What needs to be done
Take every line in the entries that includes the word "Sigma" and copy it.

Input
▼

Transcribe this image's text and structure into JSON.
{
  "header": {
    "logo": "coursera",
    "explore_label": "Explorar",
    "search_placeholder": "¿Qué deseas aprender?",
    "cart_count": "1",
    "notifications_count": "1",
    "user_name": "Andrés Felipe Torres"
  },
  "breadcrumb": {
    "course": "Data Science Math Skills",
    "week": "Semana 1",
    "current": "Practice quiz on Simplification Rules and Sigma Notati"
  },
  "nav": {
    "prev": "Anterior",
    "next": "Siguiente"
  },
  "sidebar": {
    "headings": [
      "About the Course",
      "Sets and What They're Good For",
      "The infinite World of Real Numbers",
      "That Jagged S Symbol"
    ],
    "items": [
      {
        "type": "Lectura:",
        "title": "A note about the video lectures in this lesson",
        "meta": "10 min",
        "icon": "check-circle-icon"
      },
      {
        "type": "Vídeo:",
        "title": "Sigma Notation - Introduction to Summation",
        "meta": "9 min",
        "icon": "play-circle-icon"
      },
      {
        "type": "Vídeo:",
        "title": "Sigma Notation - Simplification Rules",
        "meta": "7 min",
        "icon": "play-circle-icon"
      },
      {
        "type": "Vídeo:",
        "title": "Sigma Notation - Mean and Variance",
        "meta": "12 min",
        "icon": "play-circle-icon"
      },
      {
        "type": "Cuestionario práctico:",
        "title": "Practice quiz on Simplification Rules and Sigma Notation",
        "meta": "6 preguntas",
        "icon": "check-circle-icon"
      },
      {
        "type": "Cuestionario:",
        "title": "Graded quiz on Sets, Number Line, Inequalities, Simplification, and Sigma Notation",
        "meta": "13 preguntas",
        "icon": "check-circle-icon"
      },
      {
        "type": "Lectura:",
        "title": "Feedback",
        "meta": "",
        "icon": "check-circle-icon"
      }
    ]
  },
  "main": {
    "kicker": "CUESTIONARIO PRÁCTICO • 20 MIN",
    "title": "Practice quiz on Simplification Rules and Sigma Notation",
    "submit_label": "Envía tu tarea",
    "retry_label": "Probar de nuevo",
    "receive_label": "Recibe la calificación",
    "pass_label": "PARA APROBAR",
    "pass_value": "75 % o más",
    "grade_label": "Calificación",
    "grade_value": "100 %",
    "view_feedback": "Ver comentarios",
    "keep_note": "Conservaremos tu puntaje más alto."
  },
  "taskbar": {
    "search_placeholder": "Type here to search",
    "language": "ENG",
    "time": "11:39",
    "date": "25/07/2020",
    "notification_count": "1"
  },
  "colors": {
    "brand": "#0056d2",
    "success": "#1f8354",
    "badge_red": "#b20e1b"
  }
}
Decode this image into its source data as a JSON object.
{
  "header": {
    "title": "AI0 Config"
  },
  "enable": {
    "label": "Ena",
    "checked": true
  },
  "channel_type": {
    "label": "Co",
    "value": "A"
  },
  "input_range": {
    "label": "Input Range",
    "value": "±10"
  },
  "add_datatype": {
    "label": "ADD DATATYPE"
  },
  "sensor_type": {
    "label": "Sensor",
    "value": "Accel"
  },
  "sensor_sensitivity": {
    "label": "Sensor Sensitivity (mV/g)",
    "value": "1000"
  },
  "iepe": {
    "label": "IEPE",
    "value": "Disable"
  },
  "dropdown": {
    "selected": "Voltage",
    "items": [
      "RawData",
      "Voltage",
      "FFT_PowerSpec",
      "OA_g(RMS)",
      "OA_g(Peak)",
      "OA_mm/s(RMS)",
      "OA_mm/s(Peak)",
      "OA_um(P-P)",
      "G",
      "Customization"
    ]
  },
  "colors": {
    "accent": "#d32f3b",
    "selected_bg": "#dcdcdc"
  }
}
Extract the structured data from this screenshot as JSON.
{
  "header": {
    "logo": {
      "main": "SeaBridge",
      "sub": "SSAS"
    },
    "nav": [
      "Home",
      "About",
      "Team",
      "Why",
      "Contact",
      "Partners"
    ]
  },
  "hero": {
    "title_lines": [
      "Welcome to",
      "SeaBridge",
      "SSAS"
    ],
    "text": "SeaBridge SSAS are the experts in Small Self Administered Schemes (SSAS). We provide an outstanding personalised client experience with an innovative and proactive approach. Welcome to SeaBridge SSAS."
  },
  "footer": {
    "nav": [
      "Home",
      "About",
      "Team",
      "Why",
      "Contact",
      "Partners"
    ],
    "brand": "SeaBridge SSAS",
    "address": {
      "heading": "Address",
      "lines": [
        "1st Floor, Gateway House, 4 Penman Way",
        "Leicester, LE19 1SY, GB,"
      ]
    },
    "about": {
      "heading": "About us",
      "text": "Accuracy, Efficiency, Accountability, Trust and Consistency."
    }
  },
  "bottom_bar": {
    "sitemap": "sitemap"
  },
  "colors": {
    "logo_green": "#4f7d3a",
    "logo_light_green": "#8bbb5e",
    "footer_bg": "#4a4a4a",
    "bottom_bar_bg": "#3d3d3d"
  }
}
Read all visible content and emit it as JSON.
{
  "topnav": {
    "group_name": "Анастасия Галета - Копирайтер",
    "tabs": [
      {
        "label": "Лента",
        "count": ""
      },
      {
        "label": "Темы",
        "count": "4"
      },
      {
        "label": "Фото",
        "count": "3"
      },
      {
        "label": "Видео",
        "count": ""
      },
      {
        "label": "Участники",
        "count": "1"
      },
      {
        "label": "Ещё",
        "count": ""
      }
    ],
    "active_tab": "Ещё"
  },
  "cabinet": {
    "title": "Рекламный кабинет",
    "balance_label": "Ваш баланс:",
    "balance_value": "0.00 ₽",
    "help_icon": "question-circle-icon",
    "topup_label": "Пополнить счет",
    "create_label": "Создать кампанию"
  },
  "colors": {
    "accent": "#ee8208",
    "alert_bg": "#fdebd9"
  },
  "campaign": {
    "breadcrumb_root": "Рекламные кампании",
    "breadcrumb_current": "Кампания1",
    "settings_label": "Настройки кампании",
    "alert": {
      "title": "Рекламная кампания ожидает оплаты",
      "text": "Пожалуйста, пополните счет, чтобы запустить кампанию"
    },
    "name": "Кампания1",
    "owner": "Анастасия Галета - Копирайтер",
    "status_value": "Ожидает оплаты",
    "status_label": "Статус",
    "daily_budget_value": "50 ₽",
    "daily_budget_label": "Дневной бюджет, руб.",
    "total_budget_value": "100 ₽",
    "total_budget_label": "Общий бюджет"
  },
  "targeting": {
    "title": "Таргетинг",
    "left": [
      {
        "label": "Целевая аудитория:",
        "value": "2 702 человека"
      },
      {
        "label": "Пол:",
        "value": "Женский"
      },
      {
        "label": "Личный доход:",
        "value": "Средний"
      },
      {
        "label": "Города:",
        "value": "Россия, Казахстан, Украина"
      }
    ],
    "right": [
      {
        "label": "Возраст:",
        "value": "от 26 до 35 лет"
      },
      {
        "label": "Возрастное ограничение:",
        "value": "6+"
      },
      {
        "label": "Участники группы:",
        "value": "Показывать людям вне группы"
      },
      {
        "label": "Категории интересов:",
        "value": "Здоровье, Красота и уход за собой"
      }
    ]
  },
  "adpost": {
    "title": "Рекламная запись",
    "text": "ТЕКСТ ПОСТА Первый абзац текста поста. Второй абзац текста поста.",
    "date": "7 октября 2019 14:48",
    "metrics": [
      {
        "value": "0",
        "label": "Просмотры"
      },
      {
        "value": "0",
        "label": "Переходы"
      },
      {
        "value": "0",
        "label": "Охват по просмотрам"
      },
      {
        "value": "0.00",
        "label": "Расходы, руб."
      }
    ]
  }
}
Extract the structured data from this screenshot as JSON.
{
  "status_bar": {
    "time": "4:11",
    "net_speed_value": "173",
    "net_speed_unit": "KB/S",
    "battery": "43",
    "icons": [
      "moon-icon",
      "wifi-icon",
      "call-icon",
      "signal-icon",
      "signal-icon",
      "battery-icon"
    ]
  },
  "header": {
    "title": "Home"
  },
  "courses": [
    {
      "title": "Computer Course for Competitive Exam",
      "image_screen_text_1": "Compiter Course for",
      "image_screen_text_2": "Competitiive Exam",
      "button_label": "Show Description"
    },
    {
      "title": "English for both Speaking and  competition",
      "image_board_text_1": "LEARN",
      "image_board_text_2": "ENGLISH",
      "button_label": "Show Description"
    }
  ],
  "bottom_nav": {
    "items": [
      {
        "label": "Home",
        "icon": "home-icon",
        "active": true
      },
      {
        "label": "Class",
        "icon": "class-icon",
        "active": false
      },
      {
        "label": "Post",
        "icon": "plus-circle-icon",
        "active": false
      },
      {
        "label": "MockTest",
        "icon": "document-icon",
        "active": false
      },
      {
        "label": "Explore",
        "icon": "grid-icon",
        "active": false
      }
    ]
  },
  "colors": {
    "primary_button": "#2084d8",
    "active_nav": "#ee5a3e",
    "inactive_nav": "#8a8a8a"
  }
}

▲

Answer for this exercise
    "current": "Practice quiz on Simplification Rules and Sigma Notati"
        "title": "Sigma Notation - Introduction to Summation",
        "title": "Sigma Notation - Simplification Rules",
        "title": "Sigma Notation - Mean and Variance",
        "title": "Practice quiz on Simplification Rules and Sigma Notation",
        "title": "Graded quiz on Sets, Number Line, Inequalities, Simplification, and Sigma Notation",
    "title": "Practice quiz on Simplification Rules and Sigma Notation",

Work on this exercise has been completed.